Leaving out all images, return the entries below exactly.

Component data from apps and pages
◆ ◆ ◆ ◆ ◆ ◆ ◆
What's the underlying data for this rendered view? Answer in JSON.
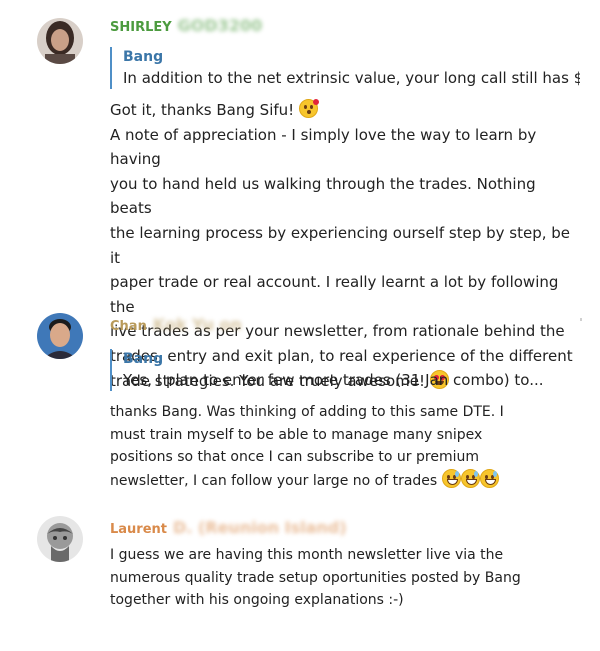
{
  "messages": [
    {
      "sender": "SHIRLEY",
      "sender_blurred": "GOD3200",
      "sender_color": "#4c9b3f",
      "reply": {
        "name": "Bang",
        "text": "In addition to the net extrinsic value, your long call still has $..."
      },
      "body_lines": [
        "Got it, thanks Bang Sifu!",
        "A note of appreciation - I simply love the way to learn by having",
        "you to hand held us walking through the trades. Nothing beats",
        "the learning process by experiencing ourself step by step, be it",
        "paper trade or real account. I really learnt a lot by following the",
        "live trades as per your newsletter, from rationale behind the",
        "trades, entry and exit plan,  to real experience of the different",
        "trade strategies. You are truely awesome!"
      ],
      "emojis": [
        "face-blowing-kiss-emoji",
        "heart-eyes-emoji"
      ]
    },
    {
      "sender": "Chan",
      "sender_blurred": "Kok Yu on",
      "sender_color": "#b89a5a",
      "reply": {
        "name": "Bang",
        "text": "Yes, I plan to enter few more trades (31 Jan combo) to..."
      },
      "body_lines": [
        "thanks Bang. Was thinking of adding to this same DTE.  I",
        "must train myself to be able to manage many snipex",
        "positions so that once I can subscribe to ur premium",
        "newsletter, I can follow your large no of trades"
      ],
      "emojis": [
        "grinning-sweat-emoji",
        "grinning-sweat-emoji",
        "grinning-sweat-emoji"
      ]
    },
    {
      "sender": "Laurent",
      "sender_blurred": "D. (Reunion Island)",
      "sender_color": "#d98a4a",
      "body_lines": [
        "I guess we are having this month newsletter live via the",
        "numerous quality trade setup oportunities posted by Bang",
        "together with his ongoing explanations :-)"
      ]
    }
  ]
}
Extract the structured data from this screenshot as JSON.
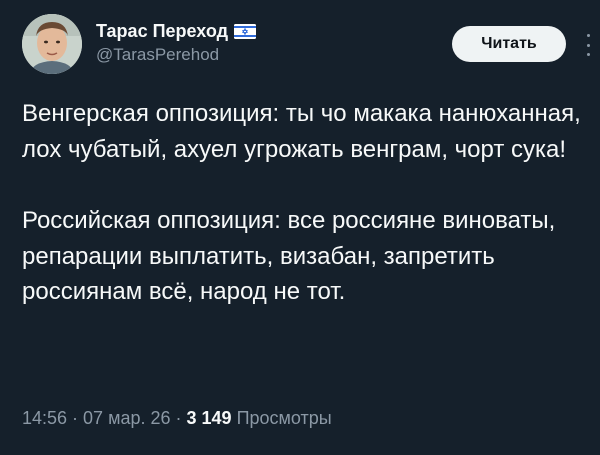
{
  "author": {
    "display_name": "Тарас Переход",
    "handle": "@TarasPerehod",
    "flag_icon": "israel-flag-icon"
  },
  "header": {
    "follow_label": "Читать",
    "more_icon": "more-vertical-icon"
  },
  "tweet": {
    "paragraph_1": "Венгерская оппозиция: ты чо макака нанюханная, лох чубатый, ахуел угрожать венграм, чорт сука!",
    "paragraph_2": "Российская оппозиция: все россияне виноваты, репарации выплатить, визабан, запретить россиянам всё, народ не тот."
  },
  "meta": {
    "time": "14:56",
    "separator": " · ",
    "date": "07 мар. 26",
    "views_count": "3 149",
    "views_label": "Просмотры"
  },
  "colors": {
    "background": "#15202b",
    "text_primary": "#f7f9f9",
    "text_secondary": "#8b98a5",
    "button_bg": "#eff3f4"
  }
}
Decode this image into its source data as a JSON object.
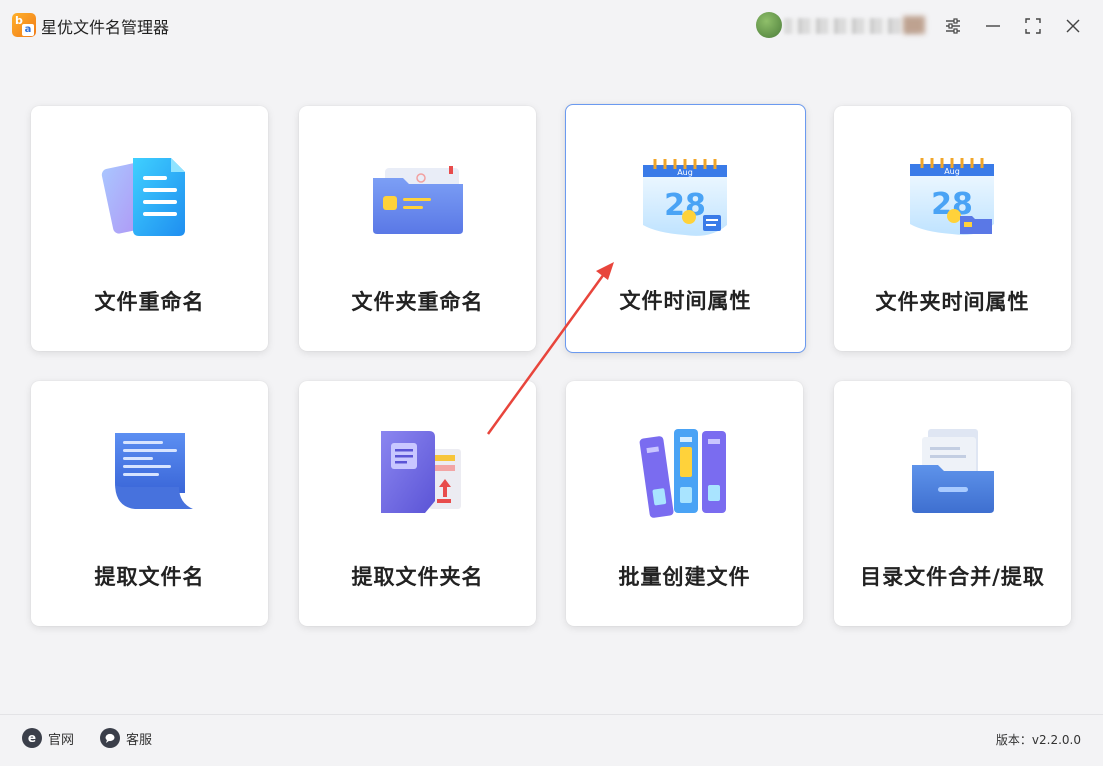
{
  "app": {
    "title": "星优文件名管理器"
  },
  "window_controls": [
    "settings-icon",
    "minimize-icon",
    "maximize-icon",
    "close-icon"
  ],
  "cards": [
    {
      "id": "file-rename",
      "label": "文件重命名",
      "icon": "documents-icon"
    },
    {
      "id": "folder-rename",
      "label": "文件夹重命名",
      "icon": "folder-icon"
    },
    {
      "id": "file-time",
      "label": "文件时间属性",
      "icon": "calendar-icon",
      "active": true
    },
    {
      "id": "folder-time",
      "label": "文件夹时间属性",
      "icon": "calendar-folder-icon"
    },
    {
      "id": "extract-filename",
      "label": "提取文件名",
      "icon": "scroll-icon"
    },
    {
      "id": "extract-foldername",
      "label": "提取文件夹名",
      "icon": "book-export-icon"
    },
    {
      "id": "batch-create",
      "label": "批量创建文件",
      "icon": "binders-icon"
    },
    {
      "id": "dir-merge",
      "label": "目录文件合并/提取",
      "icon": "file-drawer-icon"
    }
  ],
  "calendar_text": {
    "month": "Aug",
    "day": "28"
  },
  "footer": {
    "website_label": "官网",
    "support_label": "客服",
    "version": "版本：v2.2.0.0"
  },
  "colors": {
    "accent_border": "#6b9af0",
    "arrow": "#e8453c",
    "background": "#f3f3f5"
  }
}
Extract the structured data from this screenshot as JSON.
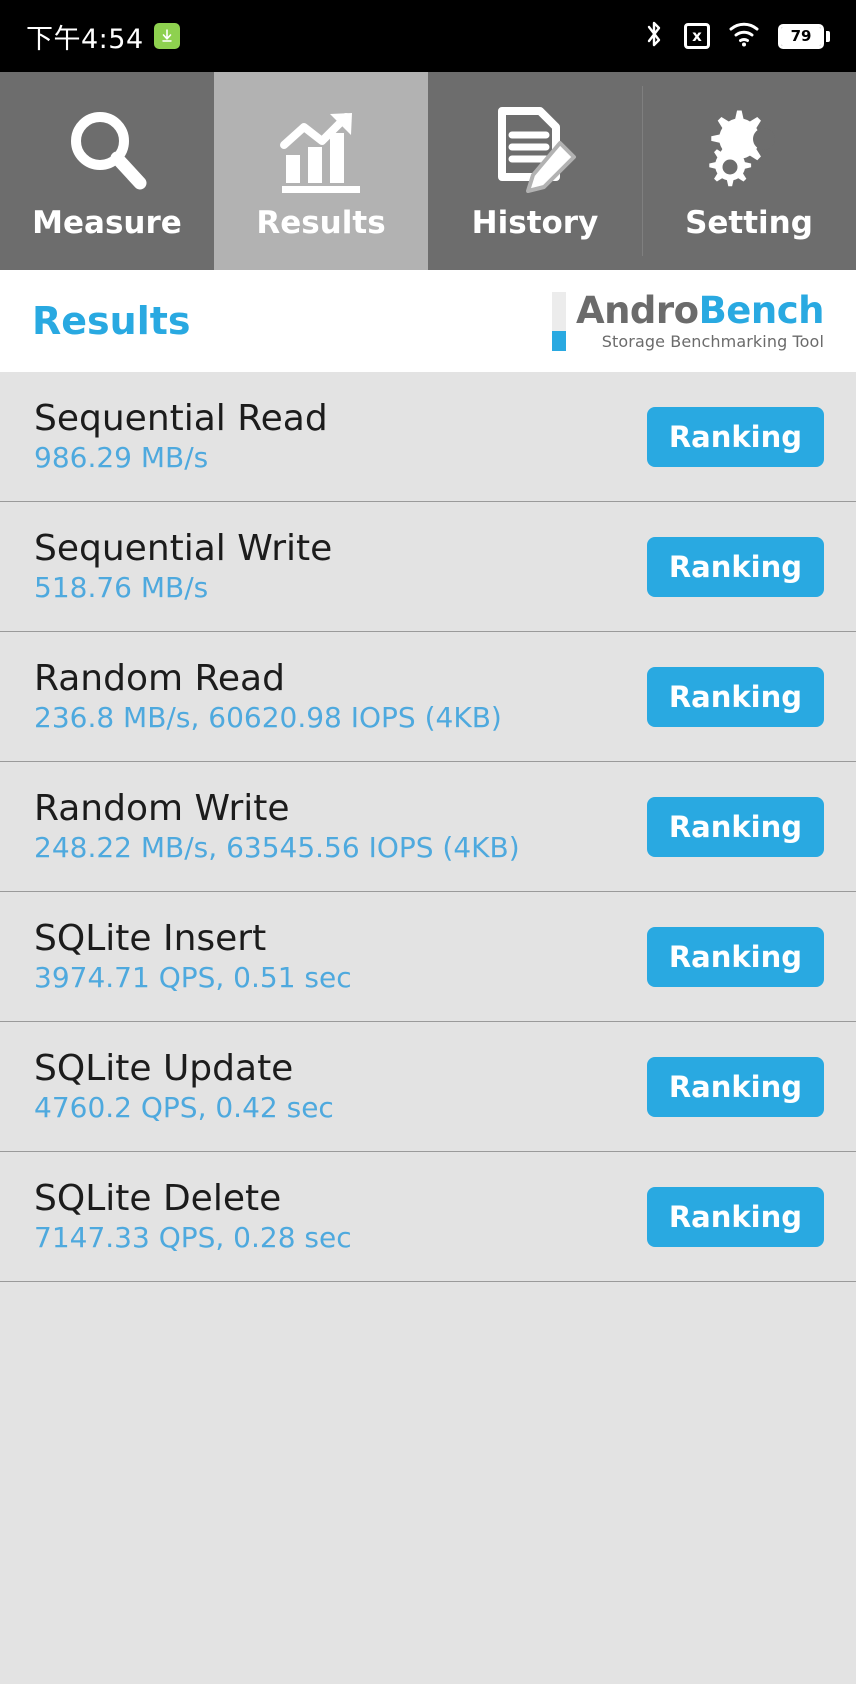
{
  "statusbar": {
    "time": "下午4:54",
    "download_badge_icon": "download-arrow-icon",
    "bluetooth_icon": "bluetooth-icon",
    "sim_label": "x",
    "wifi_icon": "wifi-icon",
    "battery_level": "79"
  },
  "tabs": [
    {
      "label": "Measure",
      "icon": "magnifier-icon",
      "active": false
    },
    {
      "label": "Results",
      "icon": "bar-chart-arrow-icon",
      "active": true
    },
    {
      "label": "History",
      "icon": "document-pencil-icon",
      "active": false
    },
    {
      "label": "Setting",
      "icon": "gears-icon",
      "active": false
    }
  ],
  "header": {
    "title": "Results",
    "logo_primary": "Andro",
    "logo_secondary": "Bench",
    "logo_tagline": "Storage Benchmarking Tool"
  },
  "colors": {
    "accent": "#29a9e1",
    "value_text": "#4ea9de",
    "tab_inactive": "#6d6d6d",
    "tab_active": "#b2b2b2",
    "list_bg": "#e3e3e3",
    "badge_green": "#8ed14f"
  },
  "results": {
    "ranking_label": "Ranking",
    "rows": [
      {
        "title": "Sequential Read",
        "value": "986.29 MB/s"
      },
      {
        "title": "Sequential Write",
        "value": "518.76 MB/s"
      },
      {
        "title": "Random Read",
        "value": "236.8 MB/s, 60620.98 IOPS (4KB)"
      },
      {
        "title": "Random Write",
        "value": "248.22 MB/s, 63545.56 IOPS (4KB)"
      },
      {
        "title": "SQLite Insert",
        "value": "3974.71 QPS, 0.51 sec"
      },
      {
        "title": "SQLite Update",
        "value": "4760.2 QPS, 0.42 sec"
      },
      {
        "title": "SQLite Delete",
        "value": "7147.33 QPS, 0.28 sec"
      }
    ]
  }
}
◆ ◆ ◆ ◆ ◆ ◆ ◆
## Answer below
What's the underlying data for this rendered view? Answer in JSON.
{
  "messages": [
    {
      "sender": "SHIRLEY",
      "sender_blurred": "GOD3200",
      "sender_color": "#4c9b3f",
      "reply": {
        "name": "Bang",
        "text": "In addition to the net extrinsic value, your long call still has $..."
      },
      "body_lines": [
        "Got it, thanks Bang Sifu!",
        "A note of appreciation - I simply love the way to learn by having",
        "you to hand held us walking through the trades. Nothing beats",
        "the learning process by experiencing ourself step by step, be it",
        "paper trade or real account. I really learnt a lot by following the",
        "live trades as per your newsletter, from rationale behind the",
        "trades, entry and exit plan,  to real experience of the different",
        "trade strategies. You are truely awesome!"
      ],
      "emojis": [
        "face-blowing-kiss-emoji",
        "heart-eyes-emoji"
      ]
    },
    {
      "sender": "Chan",
      "sender_blurred": "Kok Yu on",
      "sender_color": "#b89a5a",
      "reply": {
        "name": "Bang",
        "text": "Yes, I plan to enter few more trades (31 Jan combo) to..."
      },
      "body_lines": [
        "thanks Bang. Was thinking of adding to this same DTE.  I",
        "must train myself to be able to manage many snipex",
        "positions so that once I can subscribe to ur premium",
        "newsletter, I can follow your large no of trades"
      ],
      "emojis": [
        "grinning-sweat-emoji",
        "grinning-sweat-emoji",
        "grinning-sweat-emoji"
      ]
    },
    {
      "sender": "Laurent",
      "sender_blurred": "D. (Reunion Island)",
      "sender_color": "#d98a4a",
      "body_lines": [
        "I guess we are having this month newsletter live via the",
        "numerous quality trade setup oportunities posted by Bang",
        "together with his ongoing explanations :-)"
      ]
    }
  ]
}
Extract the structured data from this screenshot as JSON.
{
  "author": {
    "display_name": "Тарас Переход",
    "handle": "@TarasPerehod",
    "flag_icon": "israel-flag-icon"
  },
  "header": {
    "follow_label": "Читать",
    "more_icon": "more-vertical-icon"
  },
  "tweet": {
    "paragraph_1": "Венгерская оппозиция: ты чо макака нанюханная, лох чубатый, ахуел угрожать венграм, чорт сука!",
    "paragraph_2": "Российская оппозиция: все россияне виноваты, репарации выплатить, визабан, запретить россиянам всё, народ не тот."
  },
  "meta": {
    "time": "14:56",
    "separator": " · ",
    "date": "07 мар. 26",
    "views_count": "3 149",
    "views_label": "Просмотры"
  },
  "colors": {
    "background": "#15202b",
    "text_primary": "#f7f9f9",
    "text_secondary": "#8b98a5",
    "button_bg": "#eff3f4"
  }
}
Decode this image into its source data as a JSON object.
{
  "app": {
    "title": "星优文件名管理器"
  },
  "window_controls": [
    "settings-icon",
    "minimize-icon",
    "maximize-icon",
    "close-icon"
  ],
  "cards": [
    {
      "id": "file-rename",
      "label": "文件重命名",
      "icon": "documents-icon"
    },
    {
      "id": "folder-rename",
      "label": "文件夹重命名",
      "icon": "folder-icon"
    },
    {
      "id": "file-time",
      "label": "文件时间属性",
      "icon": "calendar-icon",
      "active": true
    },
    {
      "id": "folder-time",
      "label": "文件夹时间属性",
      "icon": "calendar-folder-icon"
    },
    {
      "id": "extract-filename",
      "label": "提取文件名",
      "icon": "scroll-icon"
    },
    {
      "id": "extract-foldername",
      "label": "提取文件夹名",
      "icon": "book-export-icon"
    },
    {
      "id": "batch-create",
      "label": "批量创建文件",
      "icon": "binders-icon"
    },
    {
      "id": "dir-merge",
      "label": "目录文件合并/提取",
      "icon": "file-drawer-icon"
    }
  ],
  "calendar_text": {
    "month": "Aug",
    "day": "28"
  },
  "footer": {
    "website_label": "官网",
    "support_label": "客服",
    "version": "版本：v2.2.0.0"
  },
  "colors": {
    "accent_border": "#6b9af0",
    "arrow": "#e8453c",
    "background": "#f3f3f5"
  }
}
Extract the structured data from this screenshot as JSON.
{
  "statusbar": {
    "time": "下午4:54",
    "download_badge_icon": "download-arrow-icon",
    "bluetooth_icon": "bluetooth-icon",
    "sim_label": "x",
    "wifi_icon": "wifi-icon",
    "battery_level": "79"
  },
  "tabs": [
    {
      "label": "Measure",
      "icon": "magnifier-icon",
      "active": false
    },
    {
      "label": "Results",
      "icon": "bar-chart-arrow-icon",
      "active": true
    },
    {
      "label": "History",
      "icon": "document-pencil-icon",
      "active": false
    },
    {
      "label": "Setting",
      "icon": "gears-icon",
      "active": false
    }
  ],
  "header": {
    "title": "Results",
    "logo_primary": "Andro",
    "logo_secondary": "Bench",
    "logo_tagline": "Storage Benchmarking Tool"
  },
  "colors": {
    "accent": "#29a9e1",
    "value_text": "#4ea9de",
    "tab_inactive": "#6d6d6d",
    "tab_active": "#b2b2b2",
    "list_bg": "#e3e3e3",
    "badge_green": "#8ed14f"
  },
  "results": {
    "ranking_label": "Ranking",
    "rows": [
      {
        "title": "Sequential Read",
        "value": "986.29 MB/s"
      },
      {
        "title": "Sequential Write",
        "value": "518.76 MB/s"
      },
      {
        "title": "Random Read",
        "value": "236.8 MB/s, 60620.98 IOPS (4KB)"
      },
      {
        "title": "Random Write",
        "value": "248.22 MB/s, 63545.56 IOPS (4KB)"
      },
      {
        "title": "SQLite Insert",
        "value": "3974.71 QPS, 0.51 sec"
      },
      {
        "title": "SQLite Update",
        "value": "4760.2 QPS, 0.42 sec"
      },
      {
        "title": "SQLite Delete",
        "value": "7147.33 QPS, 0.28 sec"
      }
    ]
  }
}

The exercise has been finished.